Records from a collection
((

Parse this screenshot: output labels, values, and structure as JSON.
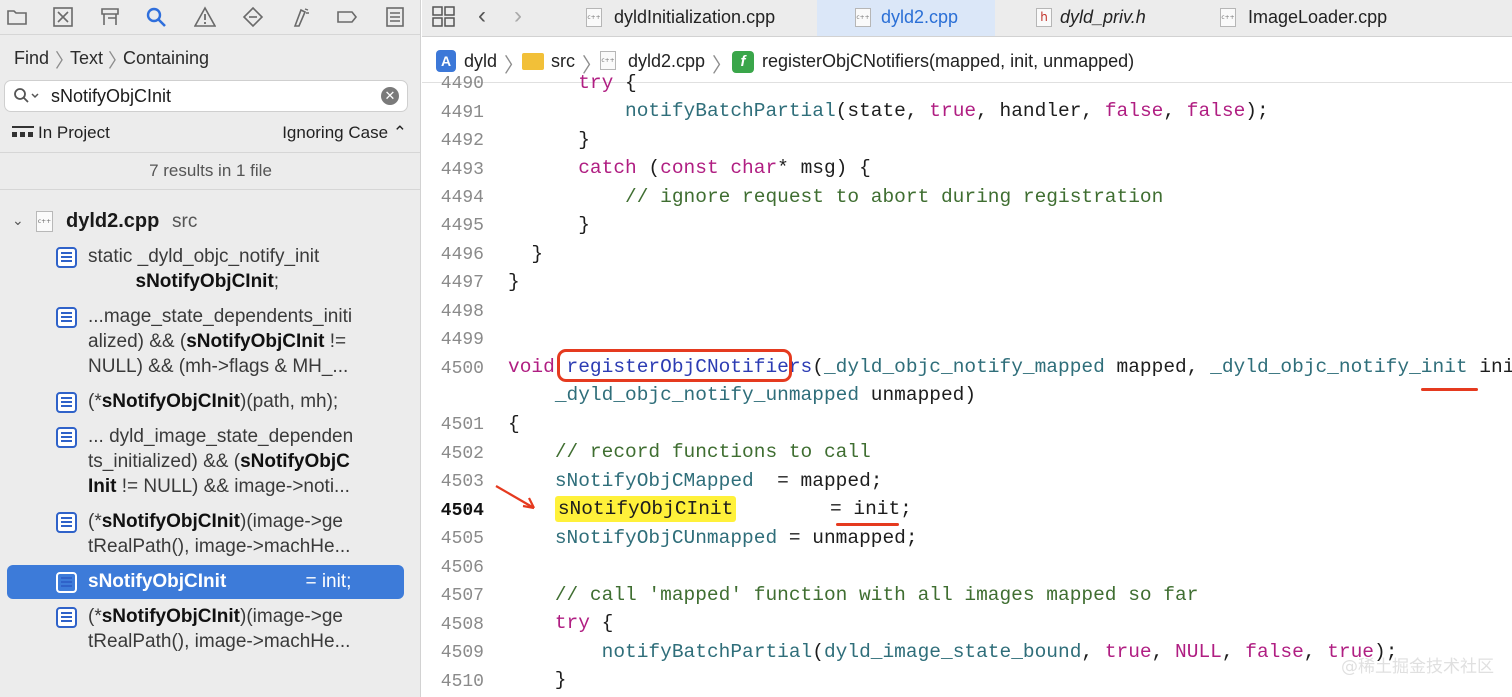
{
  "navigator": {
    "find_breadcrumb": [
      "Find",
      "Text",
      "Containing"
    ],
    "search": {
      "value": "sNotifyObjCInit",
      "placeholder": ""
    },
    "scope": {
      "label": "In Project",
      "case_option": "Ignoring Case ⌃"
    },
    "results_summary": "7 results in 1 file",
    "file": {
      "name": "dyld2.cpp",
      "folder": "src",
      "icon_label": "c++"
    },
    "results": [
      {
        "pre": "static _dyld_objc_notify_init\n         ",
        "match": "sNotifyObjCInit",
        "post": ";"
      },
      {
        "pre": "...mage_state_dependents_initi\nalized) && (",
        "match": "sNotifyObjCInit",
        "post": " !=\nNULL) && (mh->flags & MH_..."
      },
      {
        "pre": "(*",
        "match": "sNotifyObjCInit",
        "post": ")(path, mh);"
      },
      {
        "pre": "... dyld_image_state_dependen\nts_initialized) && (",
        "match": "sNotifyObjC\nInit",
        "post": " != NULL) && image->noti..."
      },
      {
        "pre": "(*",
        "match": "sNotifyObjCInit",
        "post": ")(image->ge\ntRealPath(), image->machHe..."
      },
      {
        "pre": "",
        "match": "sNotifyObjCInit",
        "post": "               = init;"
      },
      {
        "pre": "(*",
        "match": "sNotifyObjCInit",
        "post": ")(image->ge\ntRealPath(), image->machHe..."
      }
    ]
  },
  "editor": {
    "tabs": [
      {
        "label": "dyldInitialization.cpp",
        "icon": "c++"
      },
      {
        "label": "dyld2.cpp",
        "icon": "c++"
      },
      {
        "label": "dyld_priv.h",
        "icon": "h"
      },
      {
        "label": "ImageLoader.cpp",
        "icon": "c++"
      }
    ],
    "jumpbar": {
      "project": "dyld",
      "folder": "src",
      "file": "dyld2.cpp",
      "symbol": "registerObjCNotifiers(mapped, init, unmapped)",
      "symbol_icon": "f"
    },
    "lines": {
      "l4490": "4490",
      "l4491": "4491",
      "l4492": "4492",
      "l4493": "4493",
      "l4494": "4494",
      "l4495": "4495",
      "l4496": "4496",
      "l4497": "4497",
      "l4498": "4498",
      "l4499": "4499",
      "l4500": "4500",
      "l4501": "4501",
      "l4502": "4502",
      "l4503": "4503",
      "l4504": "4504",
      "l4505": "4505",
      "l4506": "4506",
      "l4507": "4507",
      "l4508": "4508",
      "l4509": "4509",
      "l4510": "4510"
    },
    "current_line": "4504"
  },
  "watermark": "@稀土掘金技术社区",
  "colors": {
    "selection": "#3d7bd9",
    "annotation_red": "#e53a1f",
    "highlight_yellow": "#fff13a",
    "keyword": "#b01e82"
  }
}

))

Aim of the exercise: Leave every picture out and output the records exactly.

Response:
Parse this screenshot: output labels, values, and structure as JSON.
{
  "navigator": {
    "find_breadcrumb": [
      "Find",
      "Text",
      "Containing"
    ],
    "search": {
      "value": "sNotifyObjCInit",
      "placeholder": ""
    },
    "scope": {
      "label": "In Project",
      "case_option": "Ignoring Case ⌃"
    },
    "results_summary": "7 results in 1 file",
    "file": {
      "name": "dyld2.cpp",
      "folder": "src",
      "icon_label": "c++"
    },
    "results": [
      {
        "pre": "static _dyld_objc_notify_init\n         ",
        "match": "sNotifyObjCInit",
        "post": ";"
      },
      {
        "pre": "...mage_state_dependents_initi\nalized) && (",
        "match": "sNotifyObjCInit",
        "post": " !=\nNULL) && (mh->flags & MH_..."
      },
      {
        "pre": "(*",
        "match": "sNotifyObjCInit",
        "post": ")(path, mh);"
      },
      {
        "pre": "... dyld_image_state_dependen\nts_initialized) && (",
        "match": "sNotifyObjC\nInit",
        "post": " != NULL) && image->noti..."
      },
      {
        "pre": "(*",
        "match": "sNotifyObjCInit",
        "post": ")(image->ge\ntRealPath(), image->machHe..."
      },
      {
        "pre": "",
        "match": "sNotifyObjCInit",
        "post": "               = init;"
      },
      {
        "pre": "(*",
        "match": "sNotifyObjCInit",
        "post": ")(image->ge\ntRealPath(), image->machHe..."
      }
    ]
  },
  "editor": {
    "tabs": [
      {
        "label": "dyldInitialization.cpp",
        "icon": "c++"
      },
      {
        "label": "dyld2.cpp",
        "icon": "c++"
      },
      {
        "label": "dyld_priv.h",
        "icon": "h"
      },
      {
        "label": "ImageLoader.cpp",
        "icon": "c++"
      }
    ],
    "jumpbar": {
      "project": "dyld",
      "folder": "src",
      "file": "dyld2.cpp",
      "symbol": "registerObjCNotifiers(mapped, init, unmapped)",
      "symbol_icon": "f"
    },
    "lines": {
      "l4490": "4490",
      "l4491": "4491",
      "l4492": "4492",
      "l4493": "4493",
      "l4494": "4494",
      "l4495": "4495",
      "l4496": "4496",
      "l4497": "4497",
      "l4498": "4498",
      "l4499": "4499",
      "l4500": "4500",
      "l4501": "4501",
      "l4502": "4502",
      "l4503": "4503",
      "l4504": "4504",
      "l4505": "4505",
      "l4506": "4506",
      "l4507": "4507",
      "l4508": "4508",
      "l4509": "4509",
      "l4510": "4510"
    },
    "current_line": "4504"
  },
  "watermark": "@稀土掘金技术社区",
  "colors": {
    "selection": "#3d7bd9",
    "annotation_red": "#e53a1f",
    "highlight_yellow": "#fff13a",
    "keyword": "#b01e82"
  }
}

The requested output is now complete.